• [What is being asked]:
All records are to be printed exactly as they appear.

Data records for software interfaces
▶

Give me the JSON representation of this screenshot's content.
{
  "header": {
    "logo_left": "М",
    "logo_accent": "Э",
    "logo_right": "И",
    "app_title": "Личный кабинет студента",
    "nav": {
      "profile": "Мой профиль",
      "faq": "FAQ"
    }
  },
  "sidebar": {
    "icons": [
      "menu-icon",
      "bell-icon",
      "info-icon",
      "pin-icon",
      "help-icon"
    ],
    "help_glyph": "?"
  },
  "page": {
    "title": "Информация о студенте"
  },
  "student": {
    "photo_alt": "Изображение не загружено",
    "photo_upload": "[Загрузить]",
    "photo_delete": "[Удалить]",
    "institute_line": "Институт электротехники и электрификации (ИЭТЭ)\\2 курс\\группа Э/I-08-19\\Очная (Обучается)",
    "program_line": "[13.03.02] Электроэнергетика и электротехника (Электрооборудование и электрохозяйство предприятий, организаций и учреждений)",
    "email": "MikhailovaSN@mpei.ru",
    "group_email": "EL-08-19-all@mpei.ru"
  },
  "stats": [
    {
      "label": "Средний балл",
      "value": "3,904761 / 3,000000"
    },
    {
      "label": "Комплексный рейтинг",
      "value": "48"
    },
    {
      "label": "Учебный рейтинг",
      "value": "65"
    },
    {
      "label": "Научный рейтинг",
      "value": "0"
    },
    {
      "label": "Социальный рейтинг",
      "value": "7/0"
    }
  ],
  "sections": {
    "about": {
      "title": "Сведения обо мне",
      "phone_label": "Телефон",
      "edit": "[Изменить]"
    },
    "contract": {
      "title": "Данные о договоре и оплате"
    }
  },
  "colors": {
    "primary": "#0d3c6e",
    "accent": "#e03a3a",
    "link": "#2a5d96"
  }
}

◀

• [Response for this exercise]:
Give me the JSON representation of this screenshot's content.
{
  "header": {
    "logo_left": "М",
    "logo_accent": "Э",
    "logo_right": "И",
    "app_title": "Личный кабинет студента",
    "nav": {
      "profile": "Мой профиль",
      "faq": "FAQ"
    }
  },
  "sidebar": {
    "icons": [
      "menu-icon",
      "bell-icon",
      "info-icon",
      "pin-icon",
      "help-icon"
    ],
    "help_glyph": "?"
  },
  "page": {
    "title": "Информация о студенте"
  },
  "student": {
    "photo_alt": "Изображение не загружено",
    "photo_upload": "[Загрузить]",
    "photo_delete": "[Удалить]",
    "institute_line": "Институт электротехники и электрификации (ИЭТЭ)\\2 курс\\группа Э/I-08-19\\Очная (Обучается)",
    "program_line": "[13.03.02] Электроэнергетика и электротехника (Электрооборудование и электрохозяйство предприятий, организаций и учреждений)",
    "email": "MikhailovaSN@mpei.ru",
    "group_email": "EL-08-19-all@mpei.ru"
  },
  "stats": [
    {
      "label": "Средний балл",
      "value": "3,904761 / 3,000000"
    },
    {
      "label": "Комплексный рейтинг",
      "value": "48"
    },
    {
      "label": "Учебный рейтинг",
      "value": "65"
    },
    {
      "label": "Научный рейтинг",
      "value": "0"
    },
    {
      "label": "Социальный рейтинг",
      "value": "7/0"
    }
  ],
  "sections": {
    "about": {
      "title": "Сведения обо мне",
      "phone_label": "Телефон",
      "edit": "[Изменить]"
    },
    "contract": {
      "title": "Данные о договоре и оплате"
    }
  },
  "colors": {
    "primary": "#0d3c6e",
    "accent": "#e03a3a",
    "link": "#2a5d96"
  }
}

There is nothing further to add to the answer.